Have you ever really looked at the skin of a baby?
It would make anyone jealous the way it is perfectly smooth. It has yet to face the harsh conditions of childhood and beyond: the bumps, bruises, rashes, scabs and scratches. It is fresh start.
I think a lot of people feel this way of marriage: it is a fresh start. It is a clean slate for two people in love to go anywhere with their lives from this unscathed starting point. I don't see it that way at all. By the time two people get married, they have been through something. I would always go ahead and make the assumption that the worst and best are yet to come so a couple who decides to marry must be at the point where they feel they will be able to support each other through not only the worst of times but also the best of times.
Meagan and Jonathan were married last weekend.
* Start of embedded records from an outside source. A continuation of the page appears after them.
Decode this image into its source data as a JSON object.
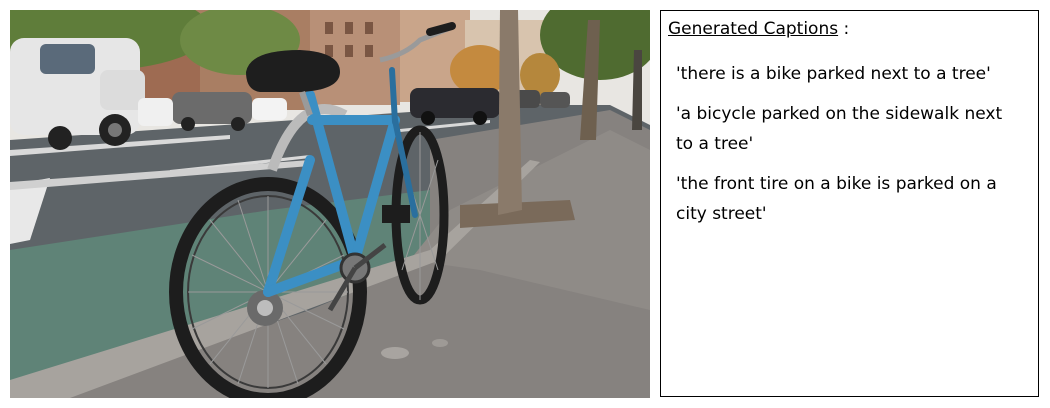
{
  "panel": {
    "heading": "Generated Captions",
    "heading_suffix": " :"
  },
  "captions": [
    "'there is a bike parked next to a tree'",
    "'a bicycle parked on the sidewalk next to a tree'",
    "'the front tire on a bike is parked on a city street'"
  ],
  "colors": {
    "bike_frame": "#3b8fc4",
    "bike_frame_dark": "#2a6f9e",
    "street": "#5e6468",
    "bike_lane": "#5f8377",
    "sidewalk": "#86827f",
    "sky": "#e8e6e2",
    "buildings": "#a97e63",
    "foliage": "#5f7d3a"
  },
  "icons": [
    "bicycle",
    "tree",
    "van",
    "car"
  ]
}
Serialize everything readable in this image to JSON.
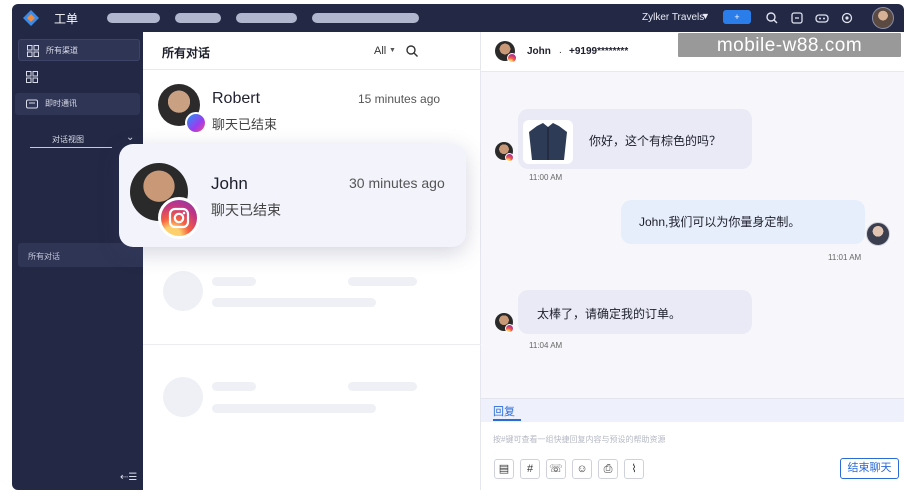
{
  "app": {
    "title": "工单",
    "org": "Zylker Travels",
    "new_label": "+"
  },
  "sidebar": {
    "items": [
      {
        "label": "所有渠道"
      },
      {
        "label": ""
      },
      {
        "label": "即时通讯"
      }
    ],
    "view_label": "对话视图",
    "all_conversations": "所有对话",
    "collapse": "⇠☰"
  },
  "list": {
    "title": "所有对话",
    "filter": "All",
    "conversations": [
      {
        "name": "Robert",
        "time": "15 minutes ago",
        "preview": "聊天已结束",
        "channel": "messenger"
      },
      {
        "name": "John",
        "time": "30 minutes ago",
        "preview": "聊天已结束",
        "channel": "instagram"
      }
    ]
  },
  "chat": {
    "contact_name": "John",
    "separator": ".",
    "phone": "+9199********",
    "watermark": "mobile-w88.com",
    "messages": [
      {
        "direction": "in",
        "text": "你好，这个有棕色的吗？",
        "time": "11:00 AM",
        "has_image": true
      },
      {
        "direction": "out",
        "text": "John,我们可以为你量身定制。",
        "time": "11:01 AM"
      },
      {
        "direction": "in",
        "text": "太棒了，请确定我的订单。",
        "time": "11:04 AM"
      }
    ],
    "reply_tab": "回复",
    "compose_placeholder": "按#键可查看一组快捷回复内容与预设的帮助资源",
    "tools": [
      "▤",
      "#",
      "☏",
      "☺",
      "⎙",
      "⌇"
    ],
    "end_button": "结束聊天"
  },
  "colors": {
    "sidebar_bg": "#232844",
    "accent": "#2b6bd8",
    "instagram": "#c13584",
    "messenger": "#2196f3"
  }
}
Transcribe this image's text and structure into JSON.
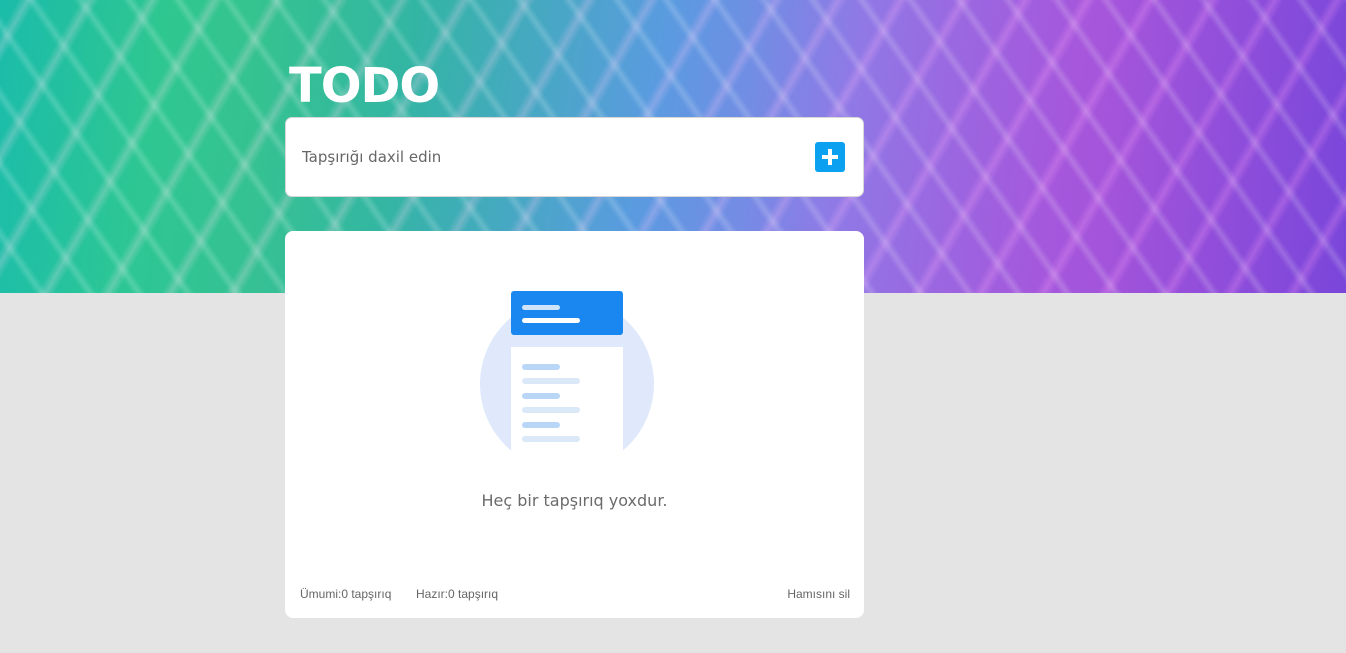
{
  "header": {
    "title": "TODO"
  },
  "task_input": {
    "placeholder": "Tapşırığı daxil edin",
    "value": "",
    "add_button_icon": "plus-icon"
  },
  "task_list": {
    "empty_illustration_icon": "empty-list-illustration",
    "empty_message": "Heç bir tapşırıq yoxdur.",
    "items": []
  },
  "footer": {
    "total_label": "Ümumi:",
    "total_value": "0 tapşırıq",
    "done_label": "Hazır:",
    "done_value": "0 tapşırıq",
    "clear_all_label": "Hamısını sil"
  },
  "colors": {
    "accent": "#0ba0f0",
    "illustration_blue": "#1a87f0",
    "illustration_circle": "#dfe9fb",
    "page_background": "#e4e4e4",
    "card_background": "#ffffff"
  }
}
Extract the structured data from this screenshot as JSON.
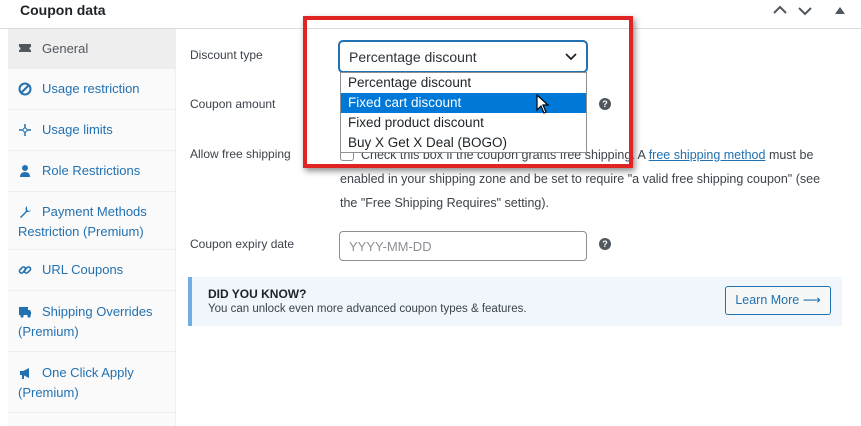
{
  "panel": {
    "title": "Coupon data"
  },
  "tabs": [
    {
      "label": "General",
      "icon": "ticket-icon"
    },
    {
      "label": "Usage restriction",
      "icon": "block-icon"
    },
    {
      "label": "Usage limits",
      "icon": "crosshair-icon"
    },
    {
      "label": "Role Restrictions",
      "icon": "user-icon"
    },
    {
      "label": "Payment Methods Restriction (Premium)",
      "icon": "wrench-icon"
    },
    {
      "label": "URL Coupons",
      "icon": "link-icon"
    },
    {
      "label": "Shipping Overrides (Premium)",
      "icon": "truck-icon"
    },
    {
      "label": "One Click Apply (Premium)",
      "icon": "megaphone-icon"
    }
  ],
  "general": {
    "discount_type_label": "Discount type",
    "discount_type_value": "Percentage discount",
    "discount_type_options": [
      "Percentage discount",
      "Fixed cart discount",
      "Fixed product discount",
      "Buy X Get X Deal (BOGO)"
    ],
    "highlighted_option": "Fixed cart discount",
    "coupon_amount_label": "Coupon amount",
    "free_shipping_label": "Allow free shipping",
    "free_shipping_text_before": "Check this box if the coupon grants free shipping. A",
    "free_shipping_link": "free shipping method",
    "free_shipping_text_after": "must be enabled in your shipping zone and be set to require \"a valid free shipping coupon\" (see the \"Free Shipping Requires\" setting).",
    "expiry_label": "Coupon expiry date",
    "expiry_placeholder": "YYYY-MM-DD",
    "help_glyph": "?"
  },
  "notice": {
    "title": "DID YOU KNOW?",
    "text": "You can unlock even more advanced coupon types & features.",
    "button_label": "Learn More ⟶"
  },
  "colors": {
    "accent": "#2271b1",
    "selected_option": "#0078d7",
    "highlight_box": "#e02424"
  }
}
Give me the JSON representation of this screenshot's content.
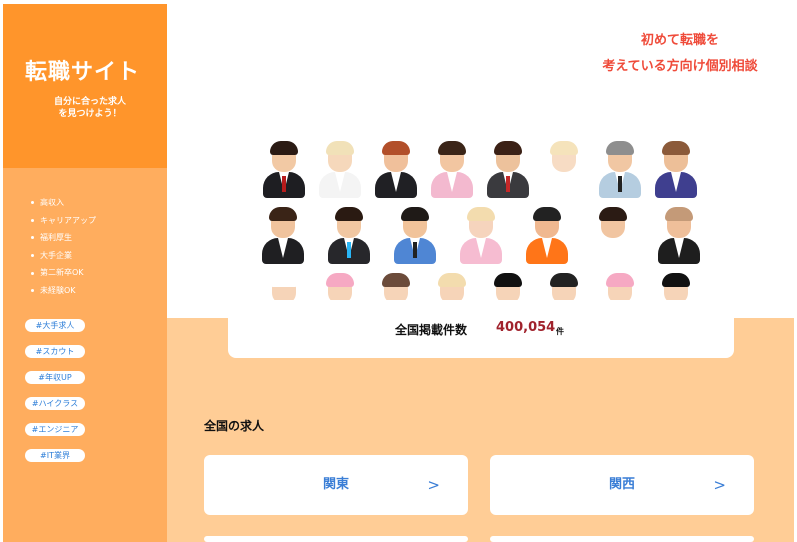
{
  "sidebar": {
    "title": "転職サイト",
    "tagline_line1": "自分に合った求人",
    "tagline_line2": "を見つけよう！",
    "features": [
      "高収入",
      "キャリアアップ",
      "福利厚生",
      "大手企業",
      "第二新卒OK",
      "未経験OK"
    ],
    "tags": [
      "#大手求人",
      "#スカウト",
      "#年収UP",
      "#ハイクラス",
      "#エンジニア",
      "#IT業界"
    ]
  },
  "header": {
    "consult_line1": "初めて転職を",
    "consult_line2": "考えている方向け個別相談"
  },
  "stats": {
    "label": "全国掲載件数",
    "count": "400,054",
    "unit": "件"
  },
  "jobs": {
    "section_title": "全国の求人",
    "regions": [
      {
        "name": "関東",
        "arrow": ">"
      },
      {
        "name": "関西",
        "arrow": ">"
      }
    ]
  },
  "colors": {
    "sidebar_head": "#ff952b",
    "sidebar_body": "#ffad5e",
    "main_orange": "#ffcd96",
    "accent_red": "#ef4b3a",
    "count_red": "#a0222c",
    "link_blue": "#3a7ed6"
  }
}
I had the grand pleasure of standing next to her in front 200 close friends and family. It was a surreal experience being so close to the marriage ceremony. I could see the subtle exchanges between the bride and the groom that made for such an intimate experience: the squeezing of each others’ hands, the whispering of their prayers while her brother sang. I could see the pastor’s thorough notes from which he referred (he has known the couple for years and known Meagan since she was a little girl). I could even smell the flame drifting off of the unity candle. Everything about the ceremony and the events leading up to it were just right because those kids are right for each other.
Thursday evening was the CRAZY girls’ night at Ceviche http://www.ceviche.com/, a tapas restaurant in South Tampa. We enjoyed a delightful evening together, listening to plans for the honeymoon and details of what the next few days would bring. The night continued as we moved the party to Meagan’s home where we enjoyed delicious chocolate-covered strawberries and oreo-cheesecake truffles (I must have the recipe even though I am totally not allowed to eat them), coke zero and wine. Megs told charming tales, engaging us all …
Friday started off with GTL baby! (for all you “Jersey Shore” fans) – GNAILS – TARGET – LUNCH.
This was immediately followed by other random errands, diet lemonade from Chic-fil-a (so good), the rehearsal at the beautiful church, and finally the rehearsal dinner. The dinner was hosted by the groom’s family and was at the ever-so-classy event room at Jacksons Bistro on Harbour Island. Three walls were glass, and it all overlooked Tampa Bay at sunset.
The views of Tampa Bay from the restaurant gave me a fresh look at my hometown; it is prettier than I remember.
The speeches ranged from moving to hilarious (the bride’s brother and sister-in-law took the gold with their rap, “The Married Life” to the tune of Fergie’s “Glamorous”).
Saturday was the big day involving hours of primping, pictures and happy tears. The ceremony was so nice (as described above), and the reception was a blast. Everything just came together so nicely as we sent the happy couple off to their honeymoon at an all-inclusive resort in St. Lucia (IamnotjealousIamnotjealousIamnotjealousIamnotjealous).
I wish Megs and Jonathan all the best (not that they need it). While it may not be a fresh start, this certainly is the beginning of a fun new chapter in their continued lives together.
Upon returning to the real world this week (after all the exciting wedding festivities)...I find myself breaking open many a watermelon, one of my favorite summer foods. I usually end up eating about half of the thing myself. It is just the epitome of freshness. The bright pink flesh has never been exposed to the elements of the outside world. It grows and plumps within the confines of the thick, green shell until it is burst open to be pillaged for its cool, sweet and refreshing insides.
I have decided to share something very important exclusively with my readers: how to properly cut a watermelon (according to me). Very important indeed. Of course there is no wrong way to cut a watermelon, but as someone who has had a lot of practice over the years (a self-proclaimed expert, if you will), I have found that the best way is the way my dad taught me originally from the time I was a kid. I have tried it several ways, but as the 1954 television series says...
"Father Knows Best" - How to cut a watermelon; do it this way.
With a great strong knife, cut the watermelon in half long-ways.
At this point you can wrap plastic wrap around one half of the melon if you want to save it to cut later so it stays fresh longer. However, if you are me, you are eating the entire thing over the course of 2-3 days so you might as well cut it all.
Place the watermelon half, pink side down, on a large cutting board. Slice it in half lengthwise.
Place one of the quarters, green side down, on the cutting board. Slide the knife from tip to tip longways on one side, staying as close to the rind as possible (see picture).
Then do the same thing on the other side (try to make the cut meet close to the middle).
Cut slices (as thick as you like) across down into the melon.
If you want smaller triangles, you can make one more slice down the middle longways.
Pop out the slices!
You can cut the slices into smaller pieces if you want, but I like'em just like that.
Store them in a big ole' bowl and cover with a lid or some plastic wrap.
Thanks, dad, for ALL the life life lessons I have learned and continue to learn from you!